Identifying the cause of incontinence is essential to enable your physician to prescribe appropriate treatment for you. A thorough history and physical exam may identify treatable causes of incontinence such as bladder infections or medication side effects. A pelvic exam is necessary to detect loss of support of the bladder and urethra. In cases where the cause is not certain, your physician may ask you to keep track of how often and how much you urinate over several days. You may also be asked to undergo bladder, or urodynamic, testing to more adequately evaluate bladder function. Cystoscopy, where a thin lighted tube with a camera on it is inserted into the bladder is sometimes needed as well. These tests allow a very accurate diagnosis and help your physician determine what treatments will work for your incontinence and, maybe more importantly, which ones won’t!

Dr. John Moore of Vista Women's Healthcare

Dr. John Moore of Vista Women’s Healthcare

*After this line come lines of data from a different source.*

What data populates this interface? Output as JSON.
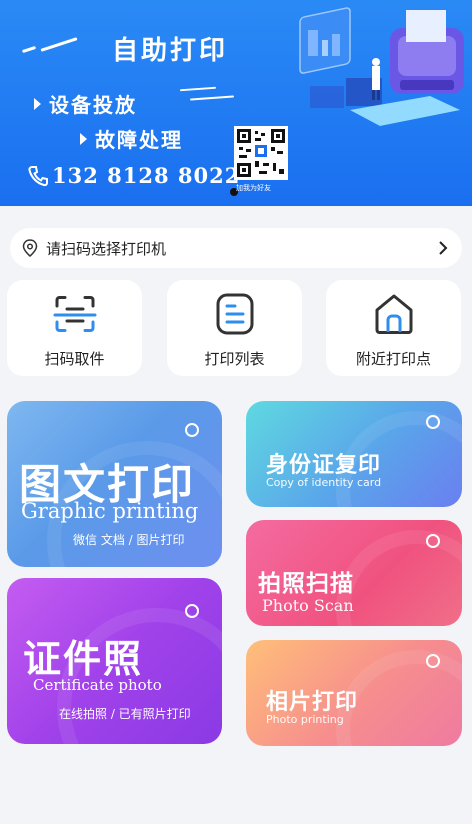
{
  "banner": {
    "title": "自助打印",
    "line1": "设备投放",
    "line2": "故障处理",
    "phone": "132 8128 8022",
    "qr_caption": "加我为好友"
  },
  "location": {
    "label": "请扫码选择打印机",
    "icon": "location-pin-icon",
    "chevron": "chevron-right-icon"
  },
  "quick_actions": [
    {
      "label": "扫码取件",
      "icon": "scan-icon"
    },
    {
      "label": "打印列表",
      "icon": "list-doc-icon"
    },
    {
      "label": "附近打印点",
      "icon": "home-icon"
    }
  ],
  "cards": {
    "graphic": {
      "cn": "图文打印",
      "en": "Graphic printing",
      "sub": "微信 文档 / 图片打印"
    },
    "cert": {
      "cn": "证件照",
      "en": "Certificate photo",
      "sub": "在线拍照 / 已有照片打印"
    },
    "idcard": {
      "cn": "身份证复印",
      "en": "Copy of identity card"
    },
    "scan": {
      "cn": "拍照扫描",
      "en": "Photo Scan"
    },
    "photo": {
      "cn": "相片打印",
      "en": "Photo printing"
    }
  },
  "colors": {
    "banner": "#1a6ff0",
    "accent_blue": "#2e8ef0"
  }
}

There are many options for treating urinary incontinence. Lifestyle changes such as weight loss, smoking cessation, reducing caffeine intake and treating a chronic cough may help. Bladder training by voiding on a more frequent “timed” schedule, whether you need to go or not, may reduce urge incontinence. Kegel exercises tone the muscles around the urethra and vaginal opening and often reduce both urge and stress incontinence symptoms. Physical therapy and biofeedback are sometimes used to help you learn which muscles to contract. Medications in pill, patch or gel form are often prescribed for urge incontinence and can help immensely. They may, however, have side effects such as dry mouth and constipation which are bothersome. Surgical therapy is usually reserved for stress incontinence and takes several forms. A bulking agent may be injected into the tissue around your urethra to help it stay closed, a procedure that is usually performed in the office. More invasive surgery to support the bladder and urethra is performed in the hospital and requires incisions in the vagina or abdomen. These surgeries include placing slings underneath the urethra or supporting the bladder neck and urethra with sutures placed lateral to them and tied to higher tissue to give support.

Finally, in cases where surgery is not an option, a pessary may be prescribed. This device is placed in the vagina to provide bladder support.

Incontinence can be an embarrassing problem but definitely a treatable one. Plan a visit with your physician today to discuss your concerns and regain your control!

Healthy Breakfasts

This week on WIS News 10 Sunrsie, Health Directions personal trainer Jennifer Mangum was a guest with news anchor Len Kiese and weather forecaster Tim Miller to talk about healthy breakfast choices. Before you take a bite of that sugary, carb-filled cereal, watch below to hear Jennifer’s advice for starting your day right.